• Exercise objective:
For the data that follows, report how many lines contain the word "date", and nothing else.

• Provided entries:
--------

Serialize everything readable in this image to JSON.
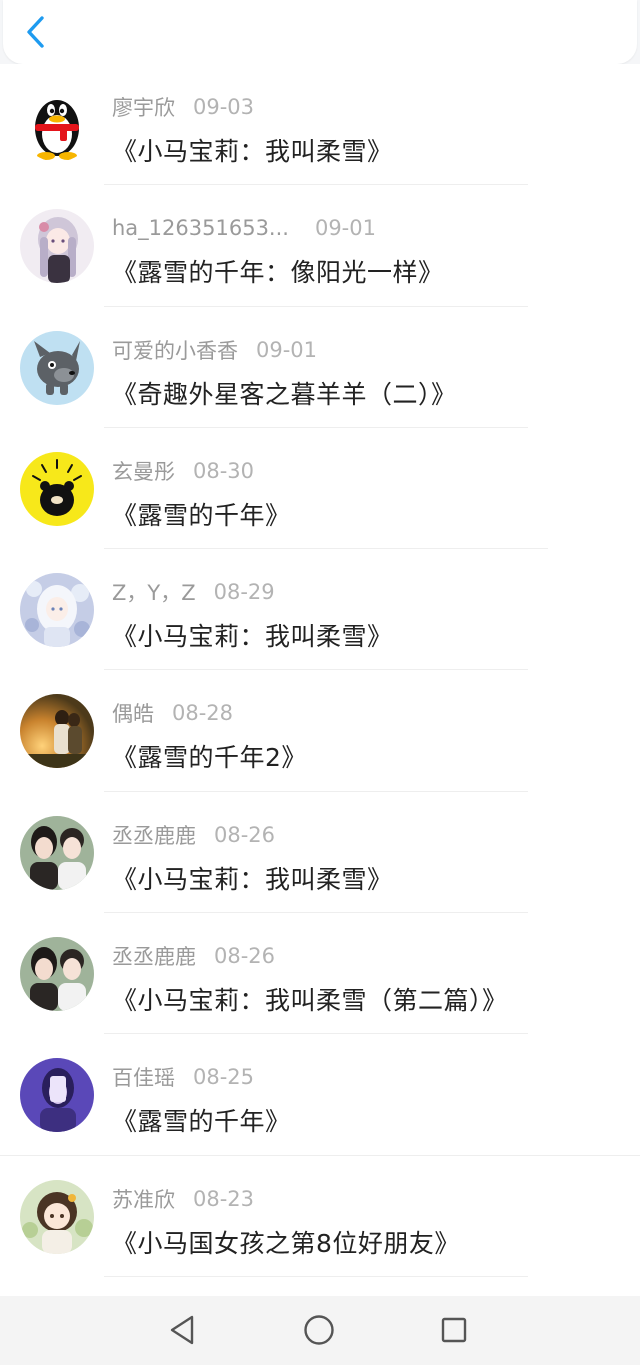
{
  "header": {
    "back_icon": "chevron-left-icon",
    "accent_color": "#1e9bf0"
  },
  "items": [
    {
      "author": "廖宇欣",
      "date": "09-03",
      "title": "《小马宝莉：我叫柔雪》"
    },
    {
      "author": "ha_126351653...",
      "date": "09-01",
      "title": "《露雪的千年：像阳光一样》"
    },
    {
      "author": "可爱的小香香",
      "date": "09-01",
      "title": "《奇趣外星客之暮羊羊（二）》"
    },
    {
      "author": "玄曼彤",
      "date": "08-30",
      "title": "《露雪的千年》"
    },
    {
      "author": "Z，Y，Z",
      "date": "08-29",
      "title": "《小马宝莉：我叫柔雪》"
    },
    {
      "author": "偶皓",
      "date": "08-28",
      "title": "《露雪的千年2》"
    },
    {
      "author": "丞丞鹿鹿",
      "date": "08-26",
      "title": "《小马宝莉：我叫柔雪》"
    },
    {
      "author": "丞丞鹿鹿",
      "date": "08-26",
      "title": "《小马宝莉：我叫柔雪（第二篇）》"
    },
    {
      "author": "百佳瑶",
      "date": "08-25",
      "title": "《露雪的千年》"
    },
    {
      "author": "苏准欣",
      "date": "08-23",
      "title": "《小马国女孩之第8位好朋友》"
    }
  ],
  "navbar": {
    "back_icon": "triangle-back-icon",
    "home_icon": "circle-home-icon",
    "recents_icon": "square-recents-icon"
  }
}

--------

• Solved exercise:
10